The processes leading to the depletion of oceanic mesoscale kinetic
energy (KE) and the energization of near-inertial internal waves are
investigated using a suite of realistically forced regional ocean
simulations. By carefully modifying the forcing fields we show that
solutions where internal waves are forced have ~25%
less mesoscale KE compared with solutions where they are not. We apply a
coarse-graining method to quantify the KE fluxes across time scales and
demonstrate that the decrease in mesoscale KE is a result of an internal
wave-induced reduction of the inverse energy cascade and an enhancement
of the forward energy cascade from sub- to super-inertial frequencies.

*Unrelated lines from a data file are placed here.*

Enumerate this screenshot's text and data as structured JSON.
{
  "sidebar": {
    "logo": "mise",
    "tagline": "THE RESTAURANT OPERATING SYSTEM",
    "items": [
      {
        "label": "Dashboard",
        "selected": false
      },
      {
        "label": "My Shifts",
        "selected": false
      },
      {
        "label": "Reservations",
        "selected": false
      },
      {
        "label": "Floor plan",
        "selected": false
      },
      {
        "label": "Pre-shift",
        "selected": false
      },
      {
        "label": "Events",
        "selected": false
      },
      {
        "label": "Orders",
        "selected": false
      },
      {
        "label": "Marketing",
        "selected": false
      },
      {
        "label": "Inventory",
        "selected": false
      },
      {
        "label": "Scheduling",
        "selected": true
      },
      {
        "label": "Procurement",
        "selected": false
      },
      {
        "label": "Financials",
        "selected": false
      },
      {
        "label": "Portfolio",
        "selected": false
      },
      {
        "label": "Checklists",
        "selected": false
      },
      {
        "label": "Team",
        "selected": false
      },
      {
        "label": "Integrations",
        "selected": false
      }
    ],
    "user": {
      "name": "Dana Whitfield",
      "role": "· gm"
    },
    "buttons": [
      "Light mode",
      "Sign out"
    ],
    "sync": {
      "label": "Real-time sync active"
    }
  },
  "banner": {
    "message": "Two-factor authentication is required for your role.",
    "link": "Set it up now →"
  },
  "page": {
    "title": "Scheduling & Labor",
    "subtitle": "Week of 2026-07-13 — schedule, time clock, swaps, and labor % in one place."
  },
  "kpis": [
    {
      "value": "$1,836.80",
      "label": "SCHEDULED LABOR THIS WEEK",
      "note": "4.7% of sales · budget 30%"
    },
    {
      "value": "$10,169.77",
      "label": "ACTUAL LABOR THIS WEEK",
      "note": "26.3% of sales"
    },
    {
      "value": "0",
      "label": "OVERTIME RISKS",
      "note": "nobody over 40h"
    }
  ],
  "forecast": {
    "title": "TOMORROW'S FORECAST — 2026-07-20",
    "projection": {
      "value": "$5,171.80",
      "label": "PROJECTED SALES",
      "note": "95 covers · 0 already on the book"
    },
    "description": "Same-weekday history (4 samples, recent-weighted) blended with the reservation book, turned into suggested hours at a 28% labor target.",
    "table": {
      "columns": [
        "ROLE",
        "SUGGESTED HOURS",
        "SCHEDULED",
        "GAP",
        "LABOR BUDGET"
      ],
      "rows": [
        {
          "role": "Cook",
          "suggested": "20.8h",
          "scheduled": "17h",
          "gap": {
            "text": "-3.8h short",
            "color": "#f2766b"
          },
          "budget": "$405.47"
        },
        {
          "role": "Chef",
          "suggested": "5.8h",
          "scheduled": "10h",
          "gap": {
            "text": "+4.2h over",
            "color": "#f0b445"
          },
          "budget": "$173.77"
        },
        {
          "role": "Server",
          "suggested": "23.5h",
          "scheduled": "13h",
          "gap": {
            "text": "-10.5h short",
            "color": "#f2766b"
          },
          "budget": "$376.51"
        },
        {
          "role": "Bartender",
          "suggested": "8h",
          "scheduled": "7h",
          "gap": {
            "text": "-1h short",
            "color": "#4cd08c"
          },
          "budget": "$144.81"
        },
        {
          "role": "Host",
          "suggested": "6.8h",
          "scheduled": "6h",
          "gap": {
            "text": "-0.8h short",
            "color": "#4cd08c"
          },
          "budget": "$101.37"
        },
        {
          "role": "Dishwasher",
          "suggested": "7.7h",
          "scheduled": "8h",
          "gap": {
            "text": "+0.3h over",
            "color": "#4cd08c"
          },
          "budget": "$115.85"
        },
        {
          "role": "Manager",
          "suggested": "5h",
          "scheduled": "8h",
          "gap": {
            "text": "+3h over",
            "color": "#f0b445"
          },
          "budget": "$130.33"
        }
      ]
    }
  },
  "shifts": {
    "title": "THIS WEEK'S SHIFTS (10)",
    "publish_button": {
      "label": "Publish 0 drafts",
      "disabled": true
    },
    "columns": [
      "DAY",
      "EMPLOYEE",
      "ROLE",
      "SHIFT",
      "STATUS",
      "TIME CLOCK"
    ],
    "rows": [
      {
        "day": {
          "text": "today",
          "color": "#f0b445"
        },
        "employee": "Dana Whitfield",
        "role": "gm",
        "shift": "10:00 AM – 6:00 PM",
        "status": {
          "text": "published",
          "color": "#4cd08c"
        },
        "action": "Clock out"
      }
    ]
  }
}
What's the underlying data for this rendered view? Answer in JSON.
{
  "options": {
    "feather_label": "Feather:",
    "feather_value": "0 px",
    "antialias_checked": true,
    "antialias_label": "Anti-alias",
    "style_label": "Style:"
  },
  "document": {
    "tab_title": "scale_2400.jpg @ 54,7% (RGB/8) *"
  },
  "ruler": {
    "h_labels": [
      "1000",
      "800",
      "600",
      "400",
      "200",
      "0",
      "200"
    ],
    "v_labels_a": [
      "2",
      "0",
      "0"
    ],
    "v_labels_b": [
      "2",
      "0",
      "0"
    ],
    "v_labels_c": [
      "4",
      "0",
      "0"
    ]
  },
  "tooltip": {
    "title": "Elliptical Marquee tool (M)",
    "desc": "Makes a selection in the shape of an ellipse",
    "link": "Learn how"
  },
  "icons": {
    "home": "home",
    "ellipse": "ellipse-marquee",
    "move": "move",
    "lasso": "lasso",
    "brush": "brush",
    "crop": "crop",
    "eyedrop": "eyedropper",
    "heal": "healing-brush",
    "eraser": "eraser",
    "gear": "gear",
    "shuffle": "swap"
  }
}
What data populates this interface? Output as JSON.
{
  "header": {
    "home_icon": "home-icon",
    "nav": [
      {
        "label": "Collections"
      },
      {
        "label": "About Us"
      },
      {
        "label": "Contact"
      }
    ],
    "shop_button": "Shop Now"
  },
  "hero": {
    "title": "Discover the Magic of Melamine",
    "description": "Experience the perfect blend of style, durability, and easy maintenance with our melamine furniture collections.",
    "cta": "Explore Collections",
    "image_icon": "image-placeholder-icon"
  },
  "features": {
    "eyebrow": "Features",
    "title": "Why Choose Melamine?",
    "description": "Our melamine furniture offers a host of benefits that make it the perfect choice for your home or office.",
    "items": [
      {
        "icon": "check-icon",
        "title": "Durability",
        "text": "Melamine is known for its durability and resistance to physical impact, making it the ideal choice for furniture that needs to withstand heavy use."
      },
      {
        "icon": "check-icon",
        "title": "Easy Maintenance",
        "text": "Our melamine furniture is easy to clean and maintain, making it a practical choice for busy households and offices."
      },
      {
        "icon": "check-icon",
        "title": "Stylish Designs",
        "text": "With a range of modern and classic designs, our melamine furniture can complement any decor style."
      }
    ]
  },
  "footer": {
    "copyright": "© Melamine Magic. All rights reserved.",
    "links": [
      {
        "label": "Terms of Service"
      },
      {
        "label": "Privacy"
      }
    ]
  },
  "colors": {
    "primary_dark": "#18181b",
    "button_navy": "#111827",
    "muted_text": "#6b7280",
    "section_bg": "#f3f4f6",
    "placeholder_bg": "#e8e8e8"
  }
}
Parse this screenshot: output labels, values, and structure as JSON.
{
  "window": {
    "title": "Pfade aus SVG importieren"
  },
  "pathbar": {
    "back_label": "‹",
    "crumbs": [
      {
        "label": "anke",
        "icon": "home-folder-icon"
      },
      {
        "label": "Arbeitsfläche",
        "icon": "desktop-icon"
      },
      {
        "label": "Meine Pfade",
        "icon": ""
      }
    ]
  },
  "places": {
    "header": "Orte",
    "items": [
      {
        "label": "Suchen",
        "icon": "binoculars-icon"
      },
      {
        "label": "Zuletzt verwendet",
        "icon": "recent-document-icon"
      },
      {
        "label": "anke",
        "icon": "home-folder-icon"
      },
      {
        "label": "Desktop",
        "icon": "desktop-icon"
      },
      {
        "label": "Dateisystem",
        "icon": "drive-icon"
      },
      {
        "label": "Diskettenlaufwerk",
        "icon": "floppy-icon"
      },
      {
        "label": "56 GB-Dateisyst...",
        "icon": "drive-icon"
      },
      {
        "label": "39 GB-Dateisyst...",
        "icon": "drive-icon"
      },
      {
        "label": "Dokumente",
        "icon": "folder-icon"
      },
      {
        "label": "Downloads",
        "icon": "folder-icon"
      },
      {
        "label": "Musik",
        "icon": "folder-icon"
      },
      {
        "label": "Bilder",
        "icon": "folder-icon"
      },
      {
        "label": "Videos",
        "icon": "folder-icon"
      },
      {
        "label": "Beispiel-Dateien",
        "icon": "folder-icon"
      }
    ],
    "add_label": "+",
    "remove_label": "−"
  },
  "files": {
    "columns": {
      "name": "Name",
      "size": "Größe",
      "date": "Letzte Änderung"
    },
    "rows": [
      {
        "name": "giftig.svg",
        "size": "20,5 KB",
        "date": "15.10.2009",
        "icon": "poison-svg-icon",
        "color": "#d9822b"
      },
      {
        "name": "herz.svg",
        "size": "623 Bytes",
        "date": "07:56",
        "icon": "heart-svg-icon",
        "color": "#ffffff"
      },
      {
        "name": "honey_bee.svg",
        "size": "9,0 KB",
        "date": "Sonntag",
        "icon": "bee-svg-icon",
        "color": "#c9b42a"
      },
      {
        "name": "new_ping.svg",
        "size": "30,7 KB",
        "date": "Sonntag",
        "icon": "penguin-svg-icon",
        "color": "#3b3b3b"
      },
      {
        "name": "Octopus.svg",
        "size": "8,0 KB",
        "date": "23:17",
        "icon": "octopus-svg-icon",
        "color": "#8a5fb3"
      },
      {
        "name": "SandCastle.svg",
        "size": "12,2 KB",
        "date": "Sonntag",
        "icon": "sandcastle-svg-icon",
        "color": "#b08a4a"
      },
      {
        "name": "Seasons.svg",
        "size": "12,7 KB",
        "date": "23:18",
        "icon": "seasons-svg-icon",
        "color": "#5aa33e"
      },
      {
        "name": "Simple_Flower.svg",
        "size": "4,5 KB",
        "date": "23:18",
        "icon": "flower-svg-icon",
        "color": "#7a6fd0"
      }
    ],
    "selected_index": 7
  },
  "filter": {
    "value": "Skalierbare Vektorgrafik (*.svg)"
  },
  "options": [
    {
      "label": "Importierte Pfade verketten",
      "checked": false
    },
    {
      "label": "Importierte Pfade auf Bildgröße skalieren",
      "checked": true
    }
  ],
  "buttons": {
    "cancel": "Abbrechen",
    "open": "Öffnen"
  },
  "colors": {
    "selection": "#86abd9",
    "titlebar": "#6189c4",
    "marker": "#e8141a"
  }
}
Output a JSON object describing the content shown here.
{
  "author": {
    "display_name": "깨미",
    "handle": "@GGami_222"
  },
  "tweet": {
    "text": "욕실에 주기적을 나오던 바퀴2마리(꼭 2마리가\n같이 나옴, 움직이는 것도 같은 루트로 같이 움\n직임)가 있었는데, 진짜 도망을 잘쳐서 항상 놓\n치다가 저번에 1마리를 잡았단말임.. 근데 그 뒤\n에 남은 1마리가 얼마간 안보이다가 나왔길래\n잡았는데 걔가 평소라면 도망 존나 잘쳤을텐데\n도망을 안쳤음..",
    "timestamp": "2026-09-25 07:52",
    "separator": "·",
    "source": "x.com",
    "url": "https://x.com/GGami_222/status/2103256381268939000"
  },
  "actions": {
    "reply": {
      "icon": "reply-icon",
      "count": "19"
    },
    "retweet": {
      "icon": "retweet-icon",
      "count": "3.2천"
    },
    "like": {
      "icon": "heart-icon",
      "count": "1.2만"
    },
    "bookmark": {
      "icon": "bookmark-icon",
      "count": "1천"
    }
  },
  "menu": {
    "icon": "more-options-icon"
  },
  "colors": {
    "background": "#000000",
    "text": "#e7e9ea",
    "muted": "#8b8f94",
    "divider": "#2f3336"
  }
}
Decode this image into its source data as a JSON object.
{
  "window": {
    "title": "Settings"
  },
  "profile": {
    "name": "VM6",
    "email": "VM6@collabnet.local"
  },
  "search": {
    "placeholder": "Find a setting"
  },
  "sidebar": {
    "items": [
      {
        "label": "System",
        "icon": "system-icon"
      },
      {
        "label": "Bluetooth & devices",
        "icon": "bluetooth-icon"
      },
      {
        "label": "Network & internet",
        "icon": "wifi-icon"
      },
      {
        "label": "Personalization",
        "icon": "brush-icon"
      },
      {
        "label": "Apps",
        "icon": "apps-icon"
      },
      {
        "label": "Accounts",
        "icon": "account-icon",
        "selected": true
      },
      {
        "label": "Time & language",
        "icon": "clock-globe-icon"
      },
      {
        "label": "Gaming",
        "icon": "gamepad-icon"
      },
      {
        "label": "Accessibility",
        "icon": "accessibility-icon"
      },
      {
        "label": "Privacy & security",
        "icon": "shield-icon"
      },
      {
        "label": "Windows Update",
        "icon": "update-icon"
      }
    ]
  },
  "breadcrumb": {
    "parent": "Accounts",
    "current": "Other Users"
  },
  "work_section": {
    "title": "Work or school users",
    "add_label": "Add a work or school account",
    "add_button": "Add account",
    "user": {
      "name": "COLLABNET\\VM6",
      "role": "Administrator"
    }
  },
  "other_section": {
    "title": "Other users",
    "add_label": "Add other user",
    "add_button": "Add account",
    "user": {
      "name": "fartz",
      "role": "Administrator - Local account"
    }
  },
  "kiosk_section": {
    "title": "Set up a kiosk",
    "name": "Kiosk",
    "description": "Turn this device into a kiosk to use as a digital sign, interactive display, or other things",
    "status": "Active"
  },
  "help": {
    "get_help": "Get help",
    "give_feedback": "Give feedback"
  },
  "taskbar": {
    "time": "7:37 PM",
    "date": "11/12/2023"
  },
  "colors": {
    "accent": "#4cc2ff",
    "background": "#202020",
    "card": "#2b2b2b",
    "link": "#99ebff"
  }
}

The integrated KE forward transfer rate in the upper ocean is equivalent
to half and a quarter of the regionally averaged near-inertial wind work
in winter and summer, respectively, with the strongest fluxes localized
at surface submesoscale fronts and filaments.